Your sales-marketing SLA should clarify not only what data you’ll track but exactly how you’ll calculate it. When you build those metrics into your dashboard, you can keep a pulse on critical KPIs and ensure everyone stays informed. Closer alignment between sales and marketing is sure to follow.
One company that knows all about the power of sharing data is Nextiva, a cloud-based communications company. Nextiva uses data and lead sizes to help marketing and sales see the current state of the pipeline. Plus, marketers use feedback on leads to adjust their search strategies and drive more of the right traffic.
The difference between successful brands that hit and surpass their revenue goals and those that do not lie in the intricacies of crossfunctional collaboration. Misalignment between sales and marketing teams directly affects your brand’s bottom line. Alignment facilitates agility and agility is the key to success. It’s important to take stock of the state of the sales and marketing relationship in your company and make a plan to foster a culture of transparency and alignment.
When sales and marketing work together, the effect is truly transformative. Just ask American Express, Nextiva, and Outreach.

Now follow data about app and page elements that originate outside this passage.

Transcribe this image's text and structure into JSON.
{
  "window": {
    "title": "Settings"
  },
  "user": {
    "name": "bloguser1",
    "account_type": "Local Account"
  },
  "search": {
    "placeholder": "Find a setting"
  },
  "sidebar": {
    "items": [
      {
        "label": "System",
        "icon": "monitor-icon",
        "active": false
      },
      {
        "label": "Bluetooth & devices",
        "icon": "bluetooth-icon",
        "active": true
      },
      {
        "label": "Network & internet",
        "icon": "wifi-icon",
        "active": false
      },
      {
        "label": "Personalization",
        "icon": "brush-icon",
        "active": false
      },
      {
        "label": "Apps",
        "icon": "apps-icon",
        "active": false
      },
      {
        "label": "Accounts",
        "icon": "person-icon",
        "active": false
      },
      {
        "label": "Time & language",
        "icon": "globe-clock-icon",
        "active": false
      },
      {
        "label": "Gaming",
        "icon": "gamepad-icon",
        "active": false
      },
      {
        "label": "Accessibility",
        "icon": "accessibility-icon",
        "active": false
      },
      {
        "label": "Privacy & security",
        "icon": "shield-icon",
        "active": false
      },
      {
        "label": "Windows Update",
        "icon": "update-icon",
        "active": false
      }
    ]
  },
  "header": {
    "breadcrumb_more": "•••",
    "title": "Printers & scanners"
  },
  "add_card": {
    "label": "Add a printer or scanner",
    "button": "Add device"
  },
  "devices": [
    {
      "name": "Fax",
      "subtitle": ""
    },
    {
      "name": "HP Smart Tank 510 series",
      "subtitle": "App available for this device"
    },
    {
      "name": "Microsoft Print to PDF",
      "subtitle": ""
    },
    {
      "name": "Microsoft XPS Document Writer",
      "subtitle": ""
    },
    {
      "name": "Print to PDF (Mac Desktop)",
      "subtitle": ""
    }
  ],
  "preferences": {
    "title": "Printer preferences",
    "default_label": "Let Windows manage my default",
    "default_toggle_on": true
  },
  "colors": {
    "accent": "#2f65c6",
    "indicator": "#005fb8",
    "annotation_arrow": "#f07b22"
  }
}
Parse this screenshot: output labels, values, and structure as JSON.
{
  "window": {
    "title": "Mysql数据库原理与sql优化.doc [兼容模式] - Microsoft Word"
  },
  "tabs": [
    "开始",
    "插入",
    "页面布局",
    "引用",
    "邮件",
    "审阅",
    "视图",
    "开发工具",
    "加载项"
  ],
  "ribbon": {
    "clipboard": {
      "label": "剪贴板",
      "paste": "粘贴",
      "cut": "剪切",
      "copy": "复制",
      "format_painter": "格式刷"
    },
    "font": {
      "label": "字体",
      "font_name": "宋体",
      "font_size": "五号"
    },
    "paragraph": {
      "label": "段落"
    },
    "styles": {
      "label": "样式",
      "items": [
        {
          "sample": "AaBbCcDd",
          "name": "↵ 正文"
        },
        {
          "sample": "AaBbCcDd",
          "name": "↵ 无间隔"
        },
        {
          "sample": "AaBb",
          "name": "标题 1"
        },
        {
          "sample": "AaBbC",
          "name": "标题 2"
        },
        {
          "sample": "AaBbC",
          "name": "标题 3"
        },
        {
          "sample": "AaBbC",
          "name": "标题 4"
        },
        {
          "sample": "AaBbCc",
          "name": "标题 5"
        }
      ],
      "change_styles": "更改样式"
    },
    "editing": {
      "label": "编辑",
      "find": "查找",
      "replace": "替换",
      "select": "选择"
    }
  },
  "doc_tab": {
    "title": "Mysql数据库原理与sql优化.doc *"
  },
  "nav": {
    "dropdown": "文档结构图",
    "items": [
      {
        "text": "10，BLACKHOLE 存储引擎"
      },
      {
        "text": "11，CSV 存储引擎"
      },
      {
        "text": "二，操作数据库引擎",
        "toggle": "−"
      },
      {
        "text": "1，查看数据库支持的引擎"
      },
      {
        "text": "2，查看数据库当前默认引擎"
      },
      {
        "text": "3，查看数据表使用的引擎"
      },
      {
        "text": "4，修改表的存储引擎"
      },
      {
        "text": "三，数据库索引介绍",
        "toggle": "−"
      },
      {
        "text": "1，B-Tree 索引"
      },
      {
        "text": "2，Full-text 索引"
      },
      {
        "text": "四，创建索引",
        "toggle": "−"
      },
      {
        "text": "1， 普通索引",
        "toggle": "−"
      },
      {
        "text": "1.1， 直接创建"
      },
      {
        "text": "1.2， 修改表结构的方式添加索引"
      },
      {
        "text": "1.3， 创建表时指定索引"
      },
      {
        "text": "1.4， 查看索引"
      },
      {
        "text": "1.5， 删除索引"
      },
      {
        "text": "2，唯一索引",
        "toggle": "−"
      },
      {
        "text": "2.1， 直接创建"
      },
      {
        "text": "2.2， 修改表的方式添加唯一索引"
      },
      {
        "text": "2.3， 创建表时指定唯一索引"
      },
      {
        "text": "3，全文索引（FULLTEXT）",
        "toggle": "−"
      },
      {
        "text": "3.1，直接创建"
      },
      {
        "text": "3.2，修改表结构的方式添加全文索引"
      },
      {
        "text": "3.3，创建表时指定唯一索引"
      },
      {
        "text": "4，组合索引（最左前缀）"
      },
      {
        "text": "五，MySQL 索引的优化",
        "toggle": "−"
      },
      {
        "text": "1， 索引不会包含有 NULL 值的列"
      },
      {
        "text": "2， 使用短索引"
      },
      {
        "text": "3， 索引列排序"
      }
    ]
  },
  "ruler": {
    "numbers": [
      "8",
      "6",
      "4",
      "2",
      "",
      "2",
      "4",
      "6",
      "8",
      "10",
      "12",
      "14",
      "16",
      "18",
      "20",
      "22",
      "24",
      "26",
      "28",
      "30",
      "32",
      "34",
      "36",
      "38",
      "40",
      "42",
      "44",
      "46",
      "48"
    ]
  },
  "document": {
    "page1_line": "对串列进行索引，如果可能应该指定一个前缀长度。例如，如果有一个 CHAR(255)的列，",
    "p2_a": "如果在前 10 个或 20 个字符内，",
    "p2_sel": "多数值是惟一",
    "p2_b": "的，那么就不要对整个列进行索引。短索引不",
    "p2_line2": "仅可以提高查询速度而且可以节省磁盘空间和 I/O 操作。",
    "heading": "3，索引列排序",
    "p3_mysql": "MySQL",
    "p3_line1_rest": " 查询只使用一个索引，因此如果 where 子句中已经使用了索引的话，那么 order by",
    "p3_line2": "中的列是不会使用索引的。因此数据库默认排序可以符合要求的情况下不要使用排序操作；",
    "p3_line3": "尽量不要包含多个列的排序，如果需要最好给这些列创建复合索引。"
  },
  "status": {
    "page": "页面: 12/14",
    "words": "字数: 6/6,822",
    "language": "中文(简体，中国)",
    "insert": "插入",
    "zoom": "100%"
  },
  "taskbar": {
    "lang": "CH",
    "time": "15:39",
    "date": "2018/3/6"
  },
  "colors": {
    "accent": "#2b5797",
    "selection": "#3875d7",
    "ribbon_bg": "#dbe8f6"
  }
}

The two teams keep a sharp focus on revenue targets and work collaboratively towards shared goals. They build clear Playbooks that define key processes, initiatives, and objectives so everyone is progressing toward the same outcomes. Leaders take accountability for results, as do teams, and regular reporting keeps everyone informed on performance against KPIs. When this happens, your teams can reach and exceed revenue targets, drive innovations, and position your business for enduring success.